The bomber was acquired by the Commemorative Air Force in the early 1970s when it was found at the U.S. Navy Proving Ground at China Lake, California, where it was being used as a missile target, officials said.
Today, it serves as part of a the National Air Tour of Historic WWII Aircraft, a traveling air museum that gives history buffs and aviation lovers like Collins an up-close look at the past. The plane will be on display at the Indianapolis Regional Airport until 5 p.m. Friday and from 9 a.m. to 5 p.m. Saturday and Sunday.
For Collins, a 1935 Wilinkson High School graduate who now lives at Springhurst Health Campus, getting a chance to see the B-29 bomber just like the ones he worked on as a mechanic was a thrill.
“I don’t really know how I can express what it’s like seeing this plane again,” Collins said. “It brings back a lot of memories.”
The B-29, first flown in 1942, replaced the older B-17s and B-24s and was considered one of the most technologically advanced warplanes of the time, boasting a longer range and greater bomb loads, officials said.
In addition, it included two crew areas, fore and aft, connected by a pressurized tube, and guns that could be fired by remote control, according to Boeing.
Pam Riley, Collins’ daughter, and Jerry Grilliot, a family friend, brought Collins and a scrapbook full of military photos to the airfield so their loved one could reminisce.
Grilliot had heard countless stories from Collins about how much he enjoyed working on the B-29 bomber back in the early 1940s. When Grilliot heard the plane was coming to Hancock County, he jumped at the chance to bring Collins.
Collins, who turned 100 years old July 22, wasn’t able to get out of his wheelchair and see the inside the bomber, but his daughter went in his stead.
She enjoyed seeing stories from her childhood come to life as she saw the plane her father worked on all those years ago, she said.
“I’ve just heard him talk about these planes all of my life,” Riley said. “To now actually be able to go inside and be in it and be next to it, I never would have thought it was possible.”
Collins was trained to be a mechanic on the bombers in Mississippi, Alabama and Texas before being stationed in Seattle during WWII.
This particular bomber, built in 1944, is 73 years old and based out of Fortworth, Texas.
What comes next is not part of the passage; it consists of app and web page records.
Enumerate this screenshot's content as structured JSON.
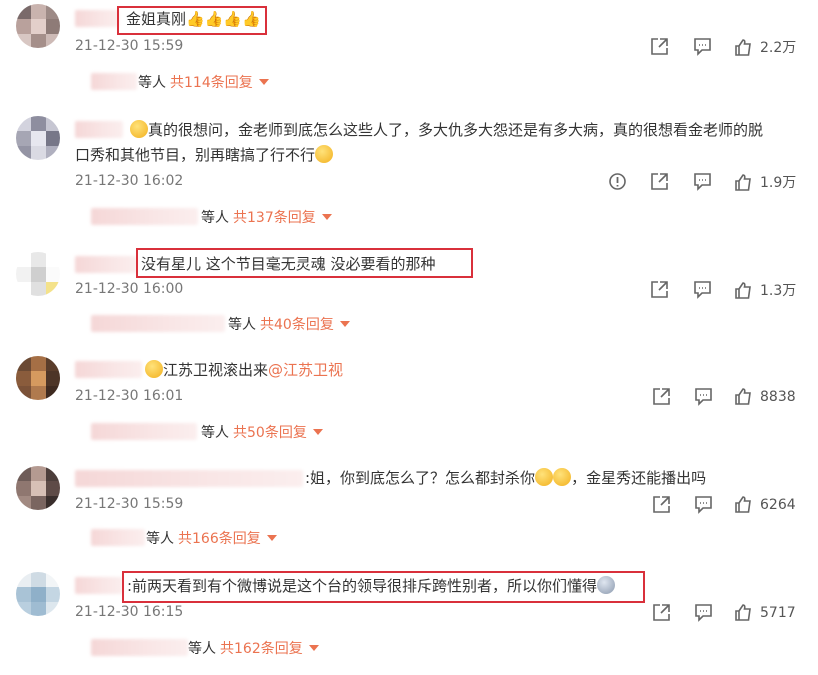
{
  "colors": {
    "accent": "#eb7350",
    "highlight": "#d9303b",
    "meta": "#777777"
  },
  "comments": [
    {
      "text": "金姐真刚👍👍👍👍",
      "time": "21-12-30 15:59",
      "share_icon": "share-icon",
      "comment_icon": "comment-icon",
      "like_count": "2.2万",
      "reply_suffix": "等人",
      "reply_count": "共114条回复"
    },
    {
      "text_line1": "真的很想问，金老师到底怎么这些人了，多大仇多大怨还是有多大病，真的很想看金老师的脱",
      "text_line2": "口秀和其他节目，别再瞎搞了行不行",
      "time": "21-12-30 16:02",
      "like_count": "1.9万",
      "reply_suffix": "等人",
      "reply_count": "共137条回复"
    },
    {
      "text": "没有星儿 这个节目毫无灵魂 没必要看的那种",
      "time": "21-12-30 16:00",
      "like_count": "1.3万",
      "reply_suffix": "等人",
      "reply_count": "共40条回复"
    },
    {
      "text": "江苏卫视滚出来",
      "mention": "@江苏卫视",
      "time": "21-12-30 16:01",
      "like_count": "8838",
      "reply_suffix": "等人",
      "reply_count": "共50条回复"
    },
    {
      "text_a": ":姐，你到底怎么了？怎么都封杀你",
      "text_b": "，金星秀还能播出吗",
      "time": "21-12-30 15:59",
      "like_count": "6264",
      "reply_suffix": "等人",
      "reply_count": "共166条回复"
    },
    {
      "text": ":前两天看到有个微博说是这个台的领导很排斥跨性别者，所以你们懂得",
      "time": "21-12-30 16:15",
      "like_count": "5717",
      "reply_suffix": "等人",
      "reply_count": "共162条回复"
    }
  ]
}
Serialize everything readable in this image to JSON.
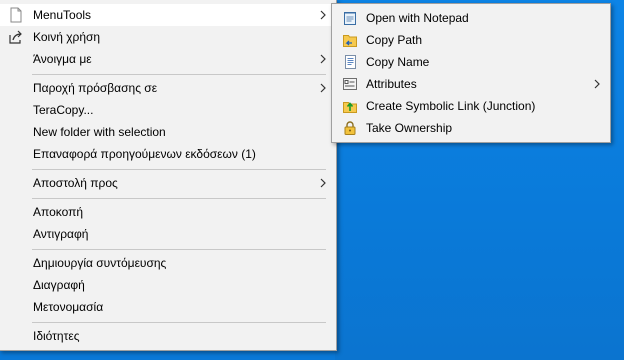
{
  "main_menu": {
    "items": [
      {
        "label": "MenuTools",
        "icon": "file-icon",
        "has_submenu": true,
        "selected": true
      },
      {
        "label": "Κοινή χρήση",
        "icon": "share-icon"
      },
      {
        "label": "Άνοιγμα με",
        "has_submenu": true
      },
      {
        "label": "Παροχή πρόσβασης σε",
        "has_submenu": true
      },
      {
        "label": "TeraCopy..."
      },
      {
        "label": "New folder with selection"
      },
      {
        "label": "Επαναφορά προηγούμενων εκδόσεων (1)"
      },
      {
        "label": "Αποστολή προς",
        "has_submenu": true
      },
      {
        "label": "Αποκοπή"
      },
      {
        "label": "Αντιγραφή"
      },
      {
        "label": "Δημιουργία συντόμευσης"
      },
      {
        "label": "Διαγραφή"
      },
      {
        "label": "Μετονομασία"
      },
      {
        "label": "Ιδιότητες"
      }
    ]
  },
  "sub_menu": {
    "items": [
      {
        "label": "Open with Notepad",
        "icon": "notepad-icon"
      },
      {
        "label": "Copy Path",
        "icon": "copy-path-icon"
      },
      {
        "label": "Copy Name",
        "icon": "copy-name-icon"
      },
      {
        "label": "Attributes",
        "icon": "attributes-icon",
        "has_submenu": true
      },
      {
        "label": "Create Symbolic Link (Junction)",
        "icon": "symlink-icon"
      },
      {
        "label": "Take Ownership",
        "icon": "lock-icon"
      }
    ]
  },
  "colors": {
    "desktop": "#0a78d7",
    "menu_bg": "#f2f2f2",
    "selected_bg": "#ffffff"
  }
}
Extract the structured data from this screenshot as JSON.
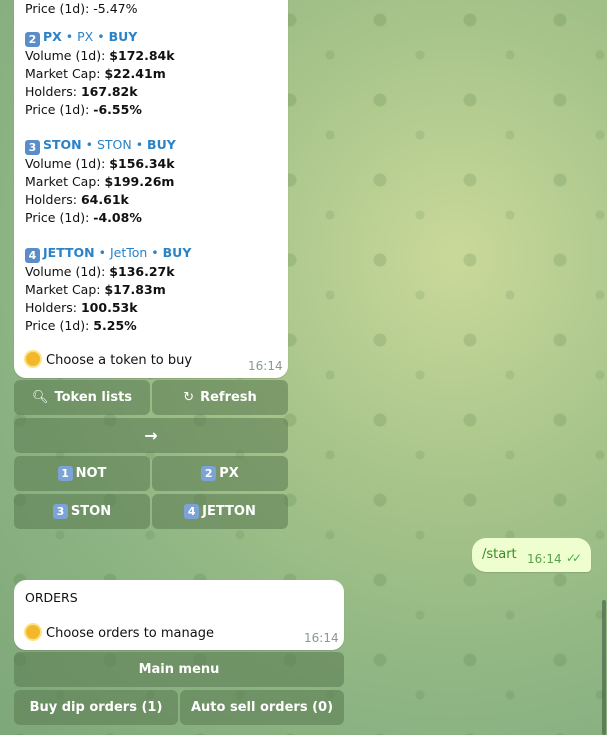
{
  "message_tokens": {
    "partial_top": "Price (1d): -5.47%",
    "tokens": [
      {
        "number": "2",
        "name": "PX",
        "symbol": "PX",
        "action": "BUY",
        "volume_label": "Volume (1d): ",
        "volume": "$172.84k",
        "mcap_label": "Market Cap: ",
        "mcap": "$22.41m",
        "holders_label": "Holders: ",
        "holders": "167.82k",
        "price_label": "Price (1d): ",
        "price": "-6.55%"
      },
      {
        "number": "3",
        "name": "STON",
        "symbol": "STON",
        "action": "BUY",
        "volume_label": "Volume (1d): ",
        "volume": "$156.34k",
        "mcap_label": "Market Cap: ",
        "mcap": "$199.26m",
        "holders_label": "Holders: ",
        "holders": "64.61k",
        "price_label": "Price (1d): ",
        "price": "-4.08%"
      },
      {
        "number": "4",
        "name": "JETTON",
        "symbol": "JetTon",
        "action": "BUY",
        "volume_label": "Volume (1d): ",
        "volume": "$136.27k",
        "mcap_label": "Market Cap: ",
        "mcap": "$17.83m",
        "holders_label": "Holders: ",
        "holders": "100.53k",
        "price_label": "Price (1d): ",
        "price": "5.25%"
      }
    ],
    "separator": " • ",
    "footer": "Choose a token to buy",
    "time": "16:14"
  },
  "keyboard_tokens": {
    "token_lists": "Token lists",
    "refresh": "Refresh",
    "next_arrow": "→",
    "btn_not": {
      "number": "1",
      "label": "NOT"
    },
    "btn_px": {
      "number": "2",
      "label": "PX"
    },
    "btn_ston": {
      "number": "3",
      "label": "STON"
    },
    "btn_jetton": {
      "number": "4",
      "label": "JETTON"
    }
  },
  "outgoing": {
    "text": "/start",
    "time": "16:14",
    "checks": "✓✓"
  },
  "message_orders": {
    "title": "ORDERS",
    "footer": "Choose orders to manage",
    "time": "16:14"
  },
  "keyboard_orders": {
    "main_menu": "Main menu",
    "buy_dip": "Buy dip orders (1)",
    "auto_sell": "Auto sell orders (0)"
  },
  "icons": {
    "search": "search-icon",
    "refresh": "refresh-icon",
    "sun": "sun-icon"
  }
}
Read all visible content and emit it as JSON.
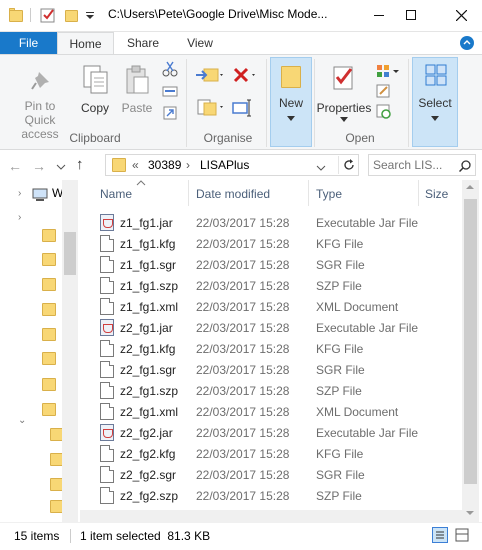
{
  "window": {
    "title": "C:\\Users\\Pete\\Google Drive\\Misc Mode...",
    "controls": [
      "minimize",
      "maximize",
      "close"
    ]
  },
  "ribbon": {
    "tabs": [
      "File",
      "Home",
      "Share",
      "View"
    ],
    "clipboard": {
      "pin": "Pin to Quick access",
      "copy": "Copy",
      "paste": "Paste",
      "label": "Clipboard"
    },
    "organise": {
      "label": "Organise"
    },
    "new": {
      "new_label": "New"
    },
    "open": {
      "properties": "Properties",
      "label": "Open"
    },
    "select": {
      "select_label": "Select"
    }
  },
  "address": {
    "overflow": "«",
    "crumbs": [
      "30389",
      "LISAPlus"
    ],
    "search_placeholder": "Search LIS..."
  },
  "nav": {
    "item_label": "W"
  },
  "columns": [
    "Name",
    "Date modified",
    "Type",
    "Size"
  ],
  "files": [
    {
      "name": "z1_fg1.jar",
      "date": "22/03/2017 15:28",
      "type": "Executable Jar File",
      "icon": "jar"
    },
    {
      "name": "z1_fg1.kfg",
      "date": "22/03/2017 15:28",
      "type": "KFG File",
      "icon": "doc"
    },
    {
      "name": "z1_fg1.sgr",
      "date": "22/03/2017 15:28",
      "type": "SGR File",
      "icon": "doc"
    },
    {
      "name": "z1_fg1.szp",
      "date": "22/03/2017 15:28",
      "type": "SZP File",
      "icon": "doc"
    },
    {
      "name": "z1_fg1.xml",
      "date": "22/03/2017 15:28",
      "type": "XML Document",
      "icon": "doc"
    },
    {
      "name": "z2_fg1.jar",
      "date": "22/03/2017 15:28",
      "type": "Executable Jar File",
      "icon": "jar"
    },
    {
      "name": "z2_fg1.kfg",
      "date": "22/03/2017 15:28",
      "type": "KFG File",
      "icon": "doc"
    },
    {
      "name": "z2_fg1.sgr",
      "date": "22/03/2017 15:28",
      "type": "SGR File",
      "icon": "doc"
    },
    {
      "name": "z2_fg1.szp",
      "date": "22/03/2017 15:28",
      "type": "SZP File",
      "icon": "doc"
    },
    {
      "name": "z2_fg1.xml",
      "date": "22/03/2017 15:28",
      "type": "XML Document",
      "icon": "doc"
    },
    {
      "name": "z2_fg2.jar",
      "date": "22/03/2017 15:28",
      "type": "Executable Jar File",
      "icon": "jar"
    },
    {
      "name": "z2_fg2.kfg",
      "date": "22/03/2017 15:28",
      "type": "KFG File",
      "icon": "doc"
    },
    {
      "name": "z2_fg2.sgr",
      "date": "22/03/2017 15:28",
      "type": "SGR File",
      "icon": "doc"
    },
    {
      "name": "z2_fg2.szp",
      "date": "22/03/2017 15:28",
      "type": "SZP File",
      "icon": "doc"
    }
  ],
  "status": {
    "count": "15 items",
    "selection": "1 item selected  81.3 KB"
  },
  "colors": {
    "file_tab": "#1979ca",
    "column_header": "#4c607a",
    "folder": "#f8d775",
    "close": "#e81123"
  }
}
The plane is flown by a crew coast to coast.
Cheryl Hilvert is one of the Commemorative Air Force member who travels with the bomber and said FIFI never had to fly or bomb overseas — a key reason the bird’s still able to get airborne.
Hilvert and fellow crew members Paul Maupin greet patrons who come to see the Superfortress and answer questions, as they know the plane inside and out.
All Commemorative Air Force members either have a love of aviation or history and enjoy talking about the bomber, they said.
“The story behind these airplanes and what they did during the war is just amazing,” Hilvert said.
“But what’s even more amazing is the men who flew them and the families who stayed behind to build them.”